Ion density distributions as functions of height along the geomagnetic field line and the corresponding profiles of the LHR frequency for various concentrations on the base level are shown in Figure 3.2. In each row, the left figure shows the concentrations (the x-axis) of electrons and three ions (see the legends) as the functions of height (the y-axis), while the right figure shows the corresponding LHR frequency profile. Concentrations of each ion at the base level of 400 km can be seen in the pictures. Other parameters used in the calculations are as follows: geomagnetic latitude at the base level λ = 30° , L-shell = 1.42, electron temperature Te = 4250 K, ion temperature (equal for all types of ions) Ti = 1830 K. Essential variations of the LHR frequency maximum and the height on which this maximum is situated, in response to changes in relative ion concentrations on the base level, are clearly seen. When the concentration of heavy ions on the base level increases the maximum of the LHR frequency decreases, while its height increases. An increase of the proton concentration on the base level leads to an increase of the LHR frequency maximum with the simultaneous decrease of its height.

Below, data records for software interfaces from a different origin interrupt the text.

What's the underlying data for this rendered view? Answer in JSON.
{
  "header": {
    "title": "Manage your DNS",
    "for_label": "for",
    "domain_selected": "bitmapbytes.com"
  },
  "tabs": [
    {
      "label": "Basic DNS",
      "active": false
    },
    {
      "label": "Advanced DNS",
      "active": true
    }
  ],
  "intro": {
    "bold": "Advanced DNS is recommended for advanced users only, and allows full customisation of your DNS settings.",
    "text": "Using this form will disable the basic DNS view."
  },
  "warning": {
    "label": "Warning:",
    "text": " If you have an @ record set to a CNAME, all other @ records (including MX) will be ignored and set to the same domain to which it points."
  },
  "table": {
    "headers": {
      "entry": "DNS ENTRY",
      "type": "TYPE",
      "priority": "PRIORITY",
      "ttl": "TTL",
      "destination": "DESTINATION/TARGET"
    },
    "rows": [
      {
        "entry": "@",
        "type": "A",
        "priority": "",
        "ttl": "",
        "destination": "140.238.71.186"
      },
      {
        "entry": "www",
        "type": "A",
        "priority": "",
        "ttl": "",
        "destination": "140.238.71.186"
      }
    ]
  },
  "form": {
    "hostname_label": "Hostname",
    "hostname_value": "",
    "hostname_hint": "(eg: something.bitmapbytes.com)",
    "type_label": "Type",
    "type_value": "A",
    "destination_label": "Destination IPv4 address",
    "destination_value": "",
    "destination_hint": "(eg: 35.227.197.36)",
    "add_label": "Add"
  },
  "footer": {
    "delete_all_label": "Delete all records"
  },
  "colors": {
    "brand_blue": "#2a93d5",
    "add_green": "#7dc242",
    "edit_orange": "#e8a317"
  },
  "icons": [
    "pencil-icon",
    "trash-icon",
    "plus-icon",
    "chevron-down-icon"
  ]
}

Figure 3.2: Variation of plasma composition (left column) and the profile of the LHR frequency (right).
The present consideration amplifies the previously performed analysis and earlier suggested method of monitoring of seismic activity.top
|D3.1||Variations of VLF transmitter signals above the regions of gathering earthquakes|
|D3.2||Modification of ion concentration profiles and the lower hybrid resonance above seismically active regions.|